A response to Christianity Today’s listing of the 50 most influential books on evangelicalism:
One interesting thing about this list is that the number 3 book, C. S. Lewis’s excellent Mere Christianity,
was not written by an evangelical. If Lewis were alive today, it’s safe
to conclude that he would find little in common with the typical
evangelical in the pew. Lewis endorsed (or at least positively
explored) theological concepts such as universalism, purgatory, and a
second chance to believe in Christ after death, concepts which might
result in expulsion from some of the evangelical churches that now
claim him as their own.
This reveals an irony of
the evangelical movement. Most evangelicals are fed a constant diet of
works by popularizers such as Tim LaHaye, Hal Lindsey, James Dobson, D.
James Kennedy, Bruce Wilkerson, Frank Peretti, Rick Warren, etc. It
saddens me to find the excellent works of people such as F. F. Bruce
and Mark Noll toward the end of the list, indicating their relative
lack of influence, while finding the works of popularizers like
McDowell near the head of the list.
If nothing else,
this list should be a wake-up call for a movement that has increasingly
become more concerned about gay marriage, evolution, and The Da Vinci Code
than figuring out how to better love their neighbors, care for widows
and orphans, and announce the reconciling work of Christ.
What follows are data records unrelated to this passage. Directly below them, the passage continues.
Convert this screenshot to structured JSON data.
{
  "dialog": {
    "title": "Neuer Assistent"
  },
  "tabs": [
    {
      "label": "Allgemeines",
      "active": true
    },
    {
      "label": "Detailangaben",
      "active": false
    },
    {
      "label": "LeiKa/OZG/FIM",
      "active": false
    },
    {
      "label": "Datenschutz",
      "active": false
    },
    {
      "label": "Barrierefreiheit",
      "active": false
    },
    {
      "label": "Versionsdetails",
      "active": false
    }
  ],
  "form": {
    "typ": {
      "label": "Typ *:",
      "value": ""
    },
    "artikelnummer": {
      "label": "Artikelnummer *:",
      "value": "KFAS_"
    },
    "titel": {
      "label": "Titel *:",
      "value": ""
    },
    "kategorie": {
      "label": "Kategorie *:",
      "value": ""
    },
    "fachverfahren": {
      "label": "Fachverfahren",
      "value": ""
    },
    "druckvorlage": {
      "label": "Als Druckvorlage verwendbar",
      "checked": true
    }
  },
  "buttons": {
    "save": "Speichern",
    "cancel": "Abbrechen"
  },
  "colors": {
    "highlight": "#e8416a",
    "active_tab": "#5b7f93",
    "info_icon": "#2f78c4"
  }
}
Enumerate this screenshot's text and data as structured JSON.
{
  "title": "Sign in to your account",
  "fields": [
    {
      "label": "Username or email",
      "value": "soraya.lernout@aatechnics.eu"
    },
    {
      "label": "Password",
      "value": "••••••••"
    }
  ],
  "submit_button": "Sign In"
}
Is it any
wonder that evangelicalism’s most pressing concern often seems to be
creating a comfortable subculture replete with a smorgasbord of
entertainment alternatives, all designed to accommodate the movement’s
wholesale embrace of consumer culture?
Robert Eugene DiPaolo (other responses here)
To that I say “Ouch” and “Amen.”